DATA FOR THE TASK –
-- Opening Marker --
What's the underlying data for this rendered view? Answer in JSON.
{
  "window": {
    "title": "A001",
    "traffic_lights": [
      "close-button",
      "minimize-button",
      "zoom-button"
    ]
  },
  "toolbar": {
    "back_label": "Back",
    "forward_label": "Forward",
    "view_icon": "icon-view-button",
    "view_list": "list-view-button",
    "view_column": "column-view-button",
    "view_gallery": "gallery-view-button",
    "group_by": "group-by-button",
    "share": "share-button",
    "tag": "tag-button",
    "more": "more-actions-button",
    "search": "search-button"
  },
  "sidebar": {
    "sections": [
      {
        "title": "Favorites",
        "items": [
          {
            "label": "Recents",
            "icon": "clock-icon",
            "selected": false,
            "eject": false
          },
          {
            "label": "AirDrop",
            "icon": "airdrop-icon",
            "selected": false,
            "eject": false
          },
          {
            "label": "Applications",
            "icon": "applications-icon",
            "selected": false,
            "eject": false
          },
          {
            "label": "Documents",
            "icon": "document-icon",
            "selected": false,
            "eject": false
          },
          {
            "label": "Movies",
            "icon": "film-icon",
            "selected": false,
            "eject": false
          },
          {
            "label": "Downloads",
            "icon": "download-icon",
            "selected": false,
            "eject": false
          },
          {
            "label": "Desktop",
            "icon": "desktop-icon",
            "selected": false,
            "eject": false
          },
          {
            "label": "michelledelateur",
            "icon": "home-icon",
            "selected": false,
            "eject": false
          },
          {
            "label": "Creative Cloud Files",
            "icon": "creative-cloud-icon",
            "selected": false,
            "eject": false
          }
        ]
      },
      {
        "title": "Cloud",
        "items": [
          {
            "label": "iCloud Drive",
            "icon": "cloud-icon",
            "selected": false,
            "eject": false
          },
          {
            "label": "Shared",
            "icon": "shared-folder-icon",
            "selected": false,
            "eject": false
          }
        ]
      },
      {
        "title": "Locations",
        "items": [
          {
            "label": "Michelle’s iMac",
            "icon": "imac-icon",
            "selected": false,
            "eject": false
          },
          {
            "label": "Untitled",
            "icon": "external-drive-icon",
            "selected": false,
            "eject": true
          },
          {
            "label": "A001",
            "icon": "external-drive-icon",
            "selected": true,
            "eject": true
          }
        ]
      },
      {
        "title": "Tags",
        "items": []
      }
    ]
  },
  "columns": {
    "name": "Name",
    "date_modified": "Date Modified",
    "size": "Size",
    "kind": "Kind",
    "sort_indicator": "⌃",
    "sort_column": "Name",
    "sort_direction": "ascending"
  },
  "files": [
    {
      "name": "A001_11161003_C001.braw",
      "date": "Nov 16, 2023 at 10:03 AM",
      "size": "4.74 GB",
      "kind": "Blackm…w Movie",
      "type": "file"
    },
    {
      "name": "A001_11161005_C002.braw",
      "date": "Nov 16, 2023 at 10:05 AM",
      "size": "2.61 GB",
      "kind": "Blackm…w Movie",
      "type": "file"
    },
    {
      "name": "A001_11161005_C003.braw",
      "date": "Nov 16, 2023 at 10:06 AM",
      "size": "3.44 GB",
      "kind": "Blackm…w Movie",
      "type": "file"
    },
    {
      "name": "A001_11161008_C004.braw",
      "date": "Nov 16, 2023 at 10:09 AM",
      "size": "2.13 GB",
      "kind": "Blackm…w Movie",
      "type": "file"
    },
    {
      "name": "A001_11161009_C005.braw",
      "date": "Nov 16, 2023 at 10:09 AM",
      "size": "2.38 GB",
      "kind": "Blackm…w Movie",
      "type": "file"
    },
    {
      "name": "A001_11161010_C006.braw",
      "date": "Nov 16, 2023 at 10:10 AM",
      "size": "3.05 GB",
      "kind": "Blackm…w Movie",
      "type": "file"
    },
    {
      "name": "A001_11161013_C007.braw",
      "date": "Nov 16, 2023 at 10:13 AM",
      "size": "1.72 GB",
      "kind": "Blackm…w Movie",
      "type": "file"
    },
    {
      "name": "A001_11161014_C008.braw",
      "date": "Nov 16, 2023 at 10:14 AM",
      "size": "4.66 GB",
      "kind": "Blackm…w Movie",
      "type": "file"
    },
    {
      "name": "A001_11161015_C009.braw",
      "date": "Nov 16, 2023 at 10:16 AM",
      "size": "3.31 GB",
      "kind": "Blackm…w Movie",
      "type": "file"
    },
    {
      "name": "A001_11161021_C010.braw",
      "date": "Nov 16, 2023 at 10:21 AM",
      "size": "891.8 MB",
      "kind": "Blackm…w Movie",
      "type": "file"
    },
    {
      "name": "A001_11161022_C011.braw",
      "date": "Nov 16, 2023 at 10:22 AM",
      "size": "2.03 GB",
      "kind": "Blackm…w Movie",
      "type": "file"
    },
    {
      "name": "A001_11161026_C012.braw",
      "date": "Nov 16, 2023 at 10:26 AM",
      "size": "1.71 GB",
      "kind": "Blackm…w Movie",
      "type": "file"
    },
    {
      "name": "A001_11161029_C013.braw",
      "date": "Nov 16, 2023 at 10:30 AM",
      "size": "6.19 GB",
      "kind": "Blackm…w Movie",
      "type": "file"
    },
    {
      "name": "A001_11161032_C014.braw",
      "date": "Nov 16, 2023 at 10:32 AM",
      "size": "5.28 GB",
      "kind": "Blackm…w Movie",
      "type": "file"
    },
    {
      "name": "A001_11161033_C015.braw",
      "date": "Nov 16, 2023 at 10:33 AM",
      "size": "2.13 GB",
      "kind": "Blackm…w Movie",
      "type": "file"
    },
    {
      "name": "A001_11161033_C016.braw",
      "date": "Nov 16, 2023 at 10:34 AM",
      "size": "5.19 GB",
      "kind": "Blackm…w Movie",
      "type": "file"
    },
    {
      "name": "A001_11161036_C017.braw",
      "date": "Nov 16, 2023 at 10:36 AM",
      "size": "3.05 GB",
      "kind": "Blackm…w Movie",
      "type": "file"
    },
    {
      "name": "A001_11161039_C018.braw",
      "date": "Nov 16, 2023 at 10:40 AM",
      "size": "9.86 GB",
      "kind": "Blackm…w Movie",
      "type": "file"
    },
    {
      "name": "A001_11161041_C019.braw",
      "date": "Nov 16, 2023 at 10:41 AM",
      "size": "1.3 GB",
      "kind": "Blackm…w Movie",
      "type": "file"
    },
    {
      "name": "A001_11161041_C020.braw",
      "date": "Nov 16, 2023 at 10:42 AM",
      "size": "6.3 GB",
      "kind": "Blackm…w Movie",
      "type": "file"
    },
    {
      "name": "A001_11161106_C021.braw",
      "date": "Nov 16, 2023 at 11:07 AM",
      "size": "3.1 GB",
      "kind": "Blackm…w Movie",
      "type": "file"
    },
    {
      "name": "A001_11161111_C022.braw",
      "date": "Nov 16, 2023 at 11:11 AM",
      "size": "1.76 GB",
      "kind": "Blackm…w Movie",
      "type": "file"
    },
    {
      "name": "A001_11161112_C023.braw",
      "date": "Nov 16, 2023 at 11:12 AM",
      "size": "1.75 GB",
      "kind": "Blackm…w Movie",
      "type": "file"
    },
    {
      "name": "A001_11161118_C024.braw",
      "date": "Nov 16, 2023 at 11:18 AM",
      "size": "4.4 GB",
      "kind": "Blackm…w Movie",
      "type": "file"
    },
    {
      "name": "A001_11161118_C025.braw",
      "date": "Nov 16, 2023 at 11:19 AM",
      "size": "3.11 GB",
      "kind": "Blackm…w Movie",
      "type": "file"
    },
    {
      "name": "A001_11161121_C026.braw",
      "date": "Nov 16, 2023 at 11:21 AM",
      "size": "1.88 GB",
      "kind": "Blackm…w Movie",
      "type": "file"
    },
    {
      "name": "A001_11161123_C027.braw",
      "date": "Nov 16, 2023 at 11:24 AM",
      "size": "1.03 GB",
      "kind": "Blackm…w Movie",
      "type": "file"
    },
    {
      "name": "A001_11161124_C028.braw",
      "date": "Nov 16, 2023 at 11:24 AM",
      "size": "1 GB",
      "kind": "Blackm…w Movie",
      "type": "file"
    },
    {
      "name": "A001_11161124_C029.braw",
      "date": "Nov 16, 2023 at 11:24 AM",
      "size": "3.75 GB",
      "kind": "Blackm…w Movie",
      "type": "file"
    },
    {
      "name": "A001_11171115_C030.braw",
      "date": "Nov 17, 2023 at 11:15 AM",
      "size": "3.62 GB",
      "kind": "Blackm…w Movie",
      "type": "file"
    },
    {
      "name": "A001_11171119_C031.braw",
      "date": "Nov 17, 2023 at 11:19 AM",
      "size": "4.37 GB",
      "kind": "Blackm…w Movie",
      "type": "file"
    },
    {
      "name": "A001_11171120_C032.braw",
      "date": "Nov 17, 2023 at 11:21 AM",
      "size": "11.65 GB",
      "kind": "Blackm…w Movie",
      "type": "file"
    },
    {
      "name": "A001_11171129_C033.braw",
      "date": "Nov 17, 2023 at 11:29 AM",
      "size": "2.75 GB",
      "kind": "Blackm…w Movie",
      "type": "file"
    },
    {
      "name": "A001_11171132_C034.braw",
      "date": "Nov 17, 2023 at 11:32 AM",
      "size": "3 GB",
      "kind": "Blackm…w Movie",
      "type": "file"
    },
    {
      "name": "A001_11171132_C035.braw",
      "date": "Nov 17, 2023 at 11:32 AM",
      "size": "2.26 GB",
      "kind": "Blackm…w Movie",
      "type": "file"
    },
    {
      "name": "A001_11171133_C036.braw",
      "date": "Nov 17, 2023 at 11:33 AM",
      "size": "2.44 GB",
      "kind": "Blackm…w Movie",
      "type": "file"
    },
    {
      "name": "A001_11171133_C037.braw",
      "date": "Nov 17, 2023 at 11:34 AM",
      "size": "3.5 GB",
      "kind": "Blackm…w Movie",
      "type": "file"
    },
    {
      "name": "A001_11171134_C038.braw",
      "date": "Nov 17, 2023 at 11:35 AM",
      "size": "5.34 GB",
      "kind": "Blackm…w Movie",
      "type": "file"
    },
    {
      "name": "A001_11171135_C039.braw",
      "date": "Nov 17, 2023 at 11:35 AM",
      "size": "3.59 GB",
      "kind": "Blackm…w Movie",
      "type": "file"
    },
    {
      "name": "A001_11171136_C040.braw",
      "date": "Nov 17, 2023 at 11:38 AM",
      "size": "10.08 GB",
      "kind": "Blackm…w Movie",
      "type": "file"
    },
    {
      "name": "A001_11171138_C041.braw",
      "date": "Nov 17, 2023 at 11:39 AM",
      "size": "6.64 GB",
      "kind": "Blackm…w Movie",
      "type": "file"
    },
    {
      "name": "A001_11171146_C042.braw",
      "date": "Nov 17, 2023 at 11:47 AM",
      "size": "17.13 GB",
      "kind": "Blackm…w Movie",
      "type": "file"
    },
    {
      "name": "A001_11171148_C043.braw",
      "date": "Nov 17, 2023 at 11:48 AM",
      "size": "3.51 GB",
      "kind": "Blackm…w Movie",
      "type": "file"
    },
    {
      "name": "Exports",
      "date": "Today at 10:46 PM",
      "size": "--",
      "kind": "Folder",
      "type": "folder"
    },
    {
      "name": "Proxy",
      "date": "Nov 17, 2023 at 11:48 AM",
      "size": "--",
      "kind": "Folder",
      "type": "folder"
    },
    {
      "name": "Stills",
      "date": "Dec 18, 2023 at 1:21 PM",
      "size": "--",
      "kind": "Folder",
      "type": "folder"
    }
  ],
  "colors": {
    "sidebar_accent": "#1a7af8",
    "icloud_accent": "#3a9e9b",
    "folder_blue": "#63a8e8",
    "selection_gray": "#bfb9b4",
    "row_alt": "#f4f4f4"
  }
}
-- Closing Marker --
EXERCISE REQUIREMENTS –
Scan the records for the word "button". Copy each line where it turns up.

ANSWER SPACE –
      "close-button",
      "minimize-button",
      "zoom-button"
    "view_icon": "icon-view-button",
    "view_list": "list-view-button",
    "view_column": "column-view-button",
    "view_gallery": "gallery-view-button",
    "group_by": "group-by-button",
    "share": "share-button",
    "tag": "tag-button",
    "more": "more-actions-button",
    "search": "search-button"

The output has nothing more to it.